[Task prompt]
Pictures aside, output each record exactly.

[Source data]
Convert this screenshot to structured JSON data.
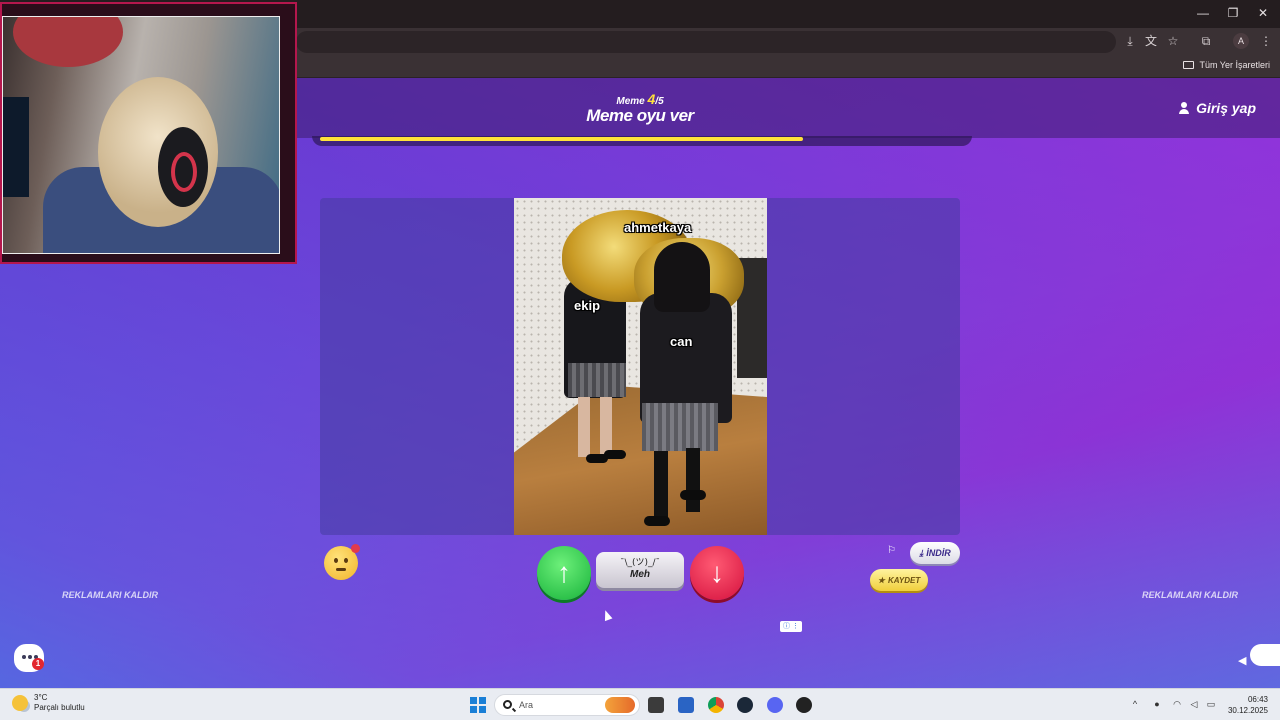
{
  "browser": {
    "bookmarks_all_label": "Tüm Yer İşaretleri",
    "profile_initial": "A"
  },
  "game": {
    "counter_prefix": "Meme",
    "counter_current": "4",
    "counter_total": "/5",
    "title": "Meme oyu ver",
    "login_label": "Giriş yap",
    "progress": 0.75
  },
  "meme": {
    "captions": {
      "top": "ahmetkaya",
      "left": "ekip",
      "right": "can"
    }
  },
  "vote": {
    "meh_face": "¯\\_(ツ)_/¯",
    "meh_label": "Meh",
    "download_label": "İNDİR",
    "save_label": "KAYDET"
  },
  "ads": {
    "remove_left": "REKLAMLARI KALDIR",
    "remove_right": "REKLAMLARI KALDIR"
  },
  "chat": {
    "badge_count": "1"
  },
  "taskbar": {
    "weather_temp": "3°C",
    "weather_desc": "Parçalı bulutlu",
    "search_placeholder": "Ara",
    "time": "06:43",
    "date": "30.12.2025"
  },
  "colors": {
    "accent_yellow": "#ffe23a",
    "up_green": "#17b23a",
    "down_red": "#d4103d"
  }
}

[Task response]
Convert this screenshot to structured JSON data.
{
  "browser": {
    "bookmarks_all_label": "Tüm Yer İşaretleri",
    "profile_initial": "A"
  },
  "game": {
    "counter_prefix": "Meme",
    "counter_current": "4",
    "counter_total": "/5",
    "title": "Meme oyu ver",
    "login_label": "Giriş yap",
    "progress": 0.75
  },
  "meme": {
    "captions": {
      "top": "ahmetkaya",
      "left": "ekip",
      "right": "can"
    }
  },
  "vote": {
    "meh_face": "¯\\_(ツ)_/¯",
    "meh_label": "Meh",
    "download_label": "İNDİR",
    "save_label": "KAYDET"
  },
  "ads": {
    "remove_left": "REKLAMLARI KALDIR",
    "remove_right": "REKLAMLARI KALDIR"
  },
  "chat": {
    "badge_count": "1"
  },
  "taskbar": {
    "weather_temp": "3°C",
    "weather_desc": "Parçalı bulutlu",
    "search_placeholder": "Ara",
    "time": "06:43",
    "date": "30.12.2025"
  },
  "colors": {
    "accent_yellow": "#ffe23a",
    "up_green": "#17b23a",
    "down_red": "#d4103d"
  }
}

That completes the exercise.